For all the perversion of law and of medicine, the most transparent distortion is found in the language the abortion industry uses to shield itself from public scrutiny. Supporters of abortion rights can never bring themselves to admit that their opponents are “pro” anything, and consequently label the pro-life movement “anti-choice.” At the same time, abortion advocates will tell you that they are not “pro-abortion” at all. Instead, they believe in the “freedom to choose,” as if that choice had nothing to do with the fate of a human life.
When it came to the partial-birth-abortion lawsuits, the manner in which the proponents of abortion spoke in defense of the “procedure” was telling in its clinical sterility. Lawyers for the National Abortion Federation and Planned Parenthood avoided certain terminology to a point that would be comical were it not so serious. When questioning one of the plaintiff doctors about her views on the abortion technique, one National Abortion Federation lawyer accidentally referred to the practice as “partial-birth abortion,” but quickly corrected himself by substituting the medical terminology regularly used by the abortion lobby (“intact dilation and evacuation”), which prompted this response from the judge: “You won’t get sick if you say the words.”
More disturbing, however, was the cold manner in which practitioners of partial-birth abortion described how they accomplished their objective of killing the unborn child. Careful to avoid admitting that they crushed the partially born infant’s skull and removed the brain, doctors instead testified that they “reduced” the “fetal calvarium” to allow “completion of delivery.” One doctor testified that in performing the abortion he “separated” the “fetal calvarium” from the body, which, one must admit, does sound less disturbing than “decapitated a partially born child with a pair of scissors.” Doctors, describing the most common mid- to late-term abortion method, in which an unborn child is pulled apart piece by piece, spoke of “disarticulation,” but avoided any mention of “dismemberment,” since that might discomfort middle-of-the-road abortion-rights supporters.
The war of words is important in the struggle over abortion rights.
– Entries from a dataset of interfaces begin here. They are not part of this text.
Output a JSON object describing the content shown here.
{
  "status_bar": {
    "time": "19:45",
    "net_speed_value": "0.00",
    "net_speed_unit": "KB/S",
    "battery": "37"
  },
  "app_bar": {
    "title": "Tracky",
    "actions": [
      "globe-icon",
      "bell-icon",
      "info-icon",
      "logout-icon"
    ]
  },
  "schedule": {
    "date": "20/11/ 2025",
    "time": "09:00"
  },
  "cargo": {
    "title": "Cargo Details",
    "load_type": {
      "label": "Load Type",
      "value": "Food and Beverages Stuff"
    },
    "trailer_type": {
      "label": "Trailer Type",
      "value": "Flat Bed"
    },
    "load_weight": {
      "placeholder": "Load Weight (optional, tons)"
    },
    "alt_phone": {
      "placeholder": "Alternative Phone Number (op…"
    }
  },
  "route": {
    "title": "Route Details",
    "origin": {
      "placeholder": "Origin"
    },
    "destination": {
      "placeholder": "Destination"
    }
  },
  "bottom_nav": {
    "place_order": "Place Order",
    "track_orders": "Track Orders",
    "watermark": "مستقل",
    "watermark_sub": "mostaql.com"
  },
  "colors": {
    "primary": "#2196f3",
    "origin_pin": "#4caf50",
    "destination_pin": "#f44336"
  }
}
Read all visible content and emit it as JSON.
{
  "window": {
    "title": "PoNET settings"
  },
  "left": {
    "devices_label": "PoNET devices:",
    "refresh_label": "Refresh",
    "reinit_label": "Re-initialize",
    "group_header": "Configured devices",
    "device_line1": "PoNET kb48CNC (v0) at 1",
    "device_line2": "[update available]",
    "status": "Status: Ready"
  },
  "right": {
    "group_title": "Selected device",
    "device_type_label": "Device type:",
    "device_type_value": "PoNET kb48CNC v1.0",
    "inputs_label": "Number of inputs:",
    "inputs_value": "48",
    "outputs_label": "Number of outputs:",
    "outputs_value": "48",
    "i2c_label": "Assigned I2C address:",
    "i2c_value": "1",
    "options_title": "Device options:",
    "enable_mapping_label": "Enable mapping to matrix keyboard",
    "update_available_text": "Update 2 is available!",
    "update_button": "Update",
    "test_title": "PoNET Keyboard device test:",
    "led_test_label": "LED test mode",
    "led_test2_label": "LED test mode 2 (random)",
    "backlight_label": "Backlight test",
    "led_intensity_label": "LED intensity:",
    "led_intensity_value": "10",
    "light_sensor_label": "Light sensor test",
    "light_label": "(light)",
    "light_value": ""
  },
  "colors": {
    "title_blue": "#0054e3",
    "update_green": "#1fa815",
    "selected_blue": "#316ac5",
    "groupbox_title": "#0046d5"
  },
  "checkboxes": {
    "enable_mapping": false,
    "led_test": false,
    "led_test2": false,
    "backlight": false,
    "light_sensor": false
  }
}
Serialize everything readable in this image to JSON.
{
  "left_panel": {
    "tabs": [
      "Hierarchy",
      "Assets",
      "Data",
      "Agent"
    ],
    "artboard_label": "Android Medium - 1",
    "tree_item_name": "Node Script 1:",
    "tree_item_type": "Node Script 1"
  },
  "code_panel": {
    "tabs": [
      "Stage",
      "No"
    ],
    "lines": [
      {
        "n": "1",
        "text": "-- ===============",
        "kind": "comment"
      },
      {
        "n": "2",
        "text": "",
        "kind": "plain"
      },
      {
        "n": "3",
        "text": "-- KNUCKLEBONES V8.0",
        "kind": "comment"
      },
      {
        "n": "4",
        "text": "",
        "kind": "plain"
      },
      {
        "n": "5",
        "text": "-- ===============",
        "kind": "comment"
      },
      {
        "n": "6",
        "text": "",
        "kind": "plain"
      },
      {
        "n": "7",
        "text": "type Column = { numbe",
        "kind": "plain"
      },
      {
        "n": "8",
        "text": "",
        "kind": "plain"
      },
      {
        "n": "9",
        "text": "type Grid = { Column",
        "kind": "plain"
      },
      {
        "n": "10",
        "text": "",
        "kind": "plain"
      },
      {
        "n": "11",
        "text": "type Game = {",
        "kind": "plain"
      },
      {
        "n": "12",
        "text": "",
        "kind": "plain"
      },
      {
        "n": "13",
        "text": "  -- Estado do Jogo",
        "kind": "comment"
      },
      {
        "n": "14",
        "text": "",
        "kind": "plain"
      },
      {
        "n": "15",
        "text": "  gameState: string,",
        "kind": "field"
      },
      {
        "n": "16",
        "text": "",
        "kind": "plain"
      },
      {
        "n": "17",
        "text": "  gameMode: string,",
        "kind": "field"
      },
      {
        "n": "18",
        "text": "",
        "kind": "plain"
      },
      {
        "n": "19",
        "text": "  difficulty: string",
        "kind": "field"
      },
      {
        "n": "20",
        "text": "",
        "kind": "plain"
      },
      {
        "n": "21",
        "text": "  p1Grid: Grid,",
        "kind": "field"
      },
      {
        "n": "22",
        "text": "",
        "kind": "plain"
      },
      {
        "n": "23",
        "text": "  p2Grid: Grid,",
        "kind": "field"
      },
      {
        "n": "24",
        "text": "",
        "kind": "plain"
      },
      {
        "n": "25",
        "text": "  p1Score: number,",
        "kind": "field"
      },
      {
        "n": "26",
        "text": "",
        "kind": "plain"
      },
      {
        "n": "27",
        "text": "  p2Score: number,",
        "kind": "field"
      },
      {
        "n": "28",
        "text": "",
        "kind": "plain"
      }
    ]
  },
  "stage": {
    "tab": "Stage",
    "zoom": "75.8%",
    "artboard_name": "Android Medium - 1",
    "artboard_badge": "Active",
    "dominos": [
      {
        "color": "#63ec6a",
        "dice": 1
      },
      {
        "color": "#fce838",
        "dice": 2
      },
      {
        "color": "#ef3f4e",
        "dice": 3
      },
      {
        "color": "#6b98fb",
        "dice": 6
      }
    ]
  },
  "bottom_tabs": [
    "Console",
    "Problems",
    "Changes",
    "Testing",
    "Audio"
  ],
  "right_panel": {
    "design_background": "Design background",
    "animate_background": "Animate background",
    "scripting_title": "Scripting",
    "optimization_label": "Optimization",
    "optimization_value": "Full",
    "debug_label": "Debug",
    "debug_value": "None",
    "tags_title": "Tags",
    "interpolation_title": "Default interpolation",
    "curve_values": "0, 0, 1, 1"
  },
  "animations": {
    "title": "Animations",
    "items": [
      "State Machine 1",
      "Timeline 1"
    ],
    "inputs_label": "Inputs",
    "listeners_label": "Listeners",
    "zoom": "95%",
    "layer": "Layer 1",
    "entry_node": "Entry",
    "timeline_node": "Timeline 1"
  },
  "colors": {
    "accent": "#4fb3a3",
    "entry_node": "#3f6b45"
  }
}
Doctors who have performed thousands, if not hundreds of thousands, of abortions among them testified in horrifying detail to the manner in which they bring about “termination of pregnancy.” One said that his objective was to “safely and efficiently empty the uterine cavity, rendering the woman unpregnant.” By using terms like “unpregnant,” “evacuating the uterus,” or “disarticulation of the fetus,” these doctors succeed in concealing the fact that they are in the killing business. But just as sterile, clinical language can protect and preserve abortion, language — plain and simple language — can expose the truth of these abhorrent practices, as one of the Justice Department lawyers eloquently demonstrated in his closing arguments. In answering the charge that having a ban on partial-birth abortion was like having an “elephant in the room” when a doctor is performing an abortion, he responded that there is no “elephant in the room. . . . There is a baby.”
With the assistance of an informed public, the practices of law and medicine can likely recover from the last 30 years of distortion. First, though, the pro-life movement has to recapture the language. At the recent “March for Women’s Lives” in Washington, D.C., supporters of abortion rights, when confronted with the most ardent of their political opposition, chanted, “Lies! Lies! Lies!” But as the recent legal battles demonstrate, the abortion-rights movement is not afraid of distortion of the truth, but of the truth itself.
— Mr. Coffin, a Washington, D.C., lawyer, is a former deputy assistant attorney general for the civil division of the Justice Department.